The station records are corrected for the elevation difference between the station and Chacarita according to the International Standard Atmosphere , and by the relative change present in the MERRA-2 satellite-era reanalysis between the two locations.
Please note that the station records themselves may additionally have been back-filled using other nearby stations or the MERRA-2 reanalysis.
All data relating to the Sun's position (e.g., sunrise and sunset) are computed using astronomical formulas from the book, Astronomical Tables of the Sun, Moon and Planets , by Jean Meeus.
All other weather data, including cloud cover, precipitation, wind speed and direction, and solar flux, come from NASA's MERRA-2 Modern-Era Retrospective Analysis . This reanalysis combines a variety of wide-area measurements in a state-of-the-art global meteorological model to reconstruct the hourly history of weather throughout the world on a 50-kilometer grid.
Land Use data comes from the Global Land Cover SHARE database , published by the Food and Agriculture Organization of the United Nations.

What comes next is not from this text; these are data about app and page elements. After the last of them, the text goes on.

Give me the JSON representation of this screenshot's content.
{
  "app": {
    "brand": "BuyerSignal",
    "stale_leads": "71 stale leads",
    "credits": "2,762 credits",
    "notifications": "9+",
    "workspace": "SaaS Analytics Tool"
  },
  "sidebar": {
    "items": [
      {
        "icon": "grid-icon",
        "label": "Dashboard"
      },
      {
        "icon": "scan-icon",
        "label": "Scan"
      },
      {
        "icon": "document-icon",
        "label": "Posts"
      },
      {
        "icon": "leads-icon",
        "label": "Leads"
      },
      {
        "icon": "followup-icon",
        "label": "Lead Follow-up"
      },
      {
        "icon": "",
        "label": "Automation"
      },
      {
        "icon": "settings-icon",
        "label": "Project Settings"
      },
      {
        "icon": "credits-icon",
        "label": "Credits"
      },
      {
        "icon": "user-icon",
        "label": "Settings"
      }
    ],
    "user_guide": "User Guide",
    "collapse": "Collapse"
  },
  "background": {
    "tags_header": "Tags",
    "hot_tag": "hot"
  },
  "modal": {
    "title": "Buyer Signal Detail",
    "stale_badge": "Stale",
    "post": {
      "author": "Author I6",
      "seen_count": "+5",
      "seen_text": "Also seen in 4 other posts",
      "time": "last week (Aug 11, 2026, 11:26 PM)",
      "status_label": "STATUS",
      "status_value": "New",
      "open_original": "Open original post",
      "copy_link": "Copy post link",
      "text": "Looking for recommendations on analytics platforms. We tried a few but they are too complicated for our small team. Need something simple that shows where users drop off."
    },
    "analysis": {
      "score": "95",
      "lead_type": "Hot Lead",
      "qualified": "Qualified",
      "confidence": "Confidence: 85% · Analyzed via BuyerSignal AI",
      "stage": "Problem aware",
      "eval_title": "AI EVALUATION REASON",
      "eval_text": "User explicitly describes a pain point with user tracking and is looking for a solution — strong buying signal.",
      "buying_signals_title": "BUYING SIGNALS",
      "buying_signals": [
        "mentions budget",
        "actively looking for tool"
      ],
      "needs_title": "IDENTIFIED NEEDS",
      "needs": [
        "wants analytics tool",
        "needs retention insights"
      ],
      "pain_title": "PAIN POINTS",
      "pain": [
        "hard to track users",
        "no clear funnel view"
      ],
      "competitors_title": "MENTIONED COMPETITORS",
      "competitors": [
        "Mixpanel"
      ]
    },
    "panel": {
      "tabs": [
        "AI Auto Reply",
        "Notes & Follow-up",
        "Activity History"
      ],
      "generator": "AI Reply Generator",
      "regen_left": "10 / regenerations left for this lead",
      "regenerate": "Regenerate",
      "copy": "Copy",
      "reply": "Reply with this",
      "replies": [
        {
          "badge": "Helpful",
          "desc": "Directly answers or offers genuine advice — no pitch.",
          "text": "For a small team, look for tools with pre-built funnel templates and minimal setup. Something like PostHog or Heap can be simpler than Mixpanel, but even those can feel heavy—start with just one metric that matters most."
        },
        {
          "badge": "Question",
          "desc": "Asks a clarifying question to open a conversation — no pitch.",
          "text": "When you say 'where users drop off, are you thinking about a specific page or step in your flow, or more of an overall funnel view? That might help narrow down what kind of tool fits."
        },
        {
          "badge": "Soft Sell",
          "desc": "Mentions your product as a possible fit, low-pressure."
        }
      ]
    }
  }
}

Elevation data comes from the Shuttle Radar Topography Mission (SRTM) , published by NASA's Jet Propulsion Laboratory.
Names, locations, and time zones of places and some airports come from the GeoNames Geographical Database .
Time zones for aiports and weather stations are provided by AskGeo.com .
Maps are © Esri, with data from National Geographic, Esri, DeLorme, NAVTEQ, UNEP-WCMC, USGS, NASA, ESA, METI, NRCAN, GEBCO, NOAA, and iPC.
The information on this site is provided as is, without any assurances as to its accuracy or suitability for any purpose. Weather data is prone to errors, outages, and other defects. We assume no responsibility for any decisions made on the basis of the content presented on this site.
We draw particular cautious attention to our reliance on the MERRA-2 model-based reconstructions for a number of important data series. While having the tremendous advantages of temporal and spatial completeness, these reconstructions: (1) are based on computer models that may have model-based errors, (2) are coarsely sampled on a 50 km grid and are therefore unable to reconstruct the local variations of many microclimates, and (3) have particular difficulty with the weather in some coastal areas, especially small islands.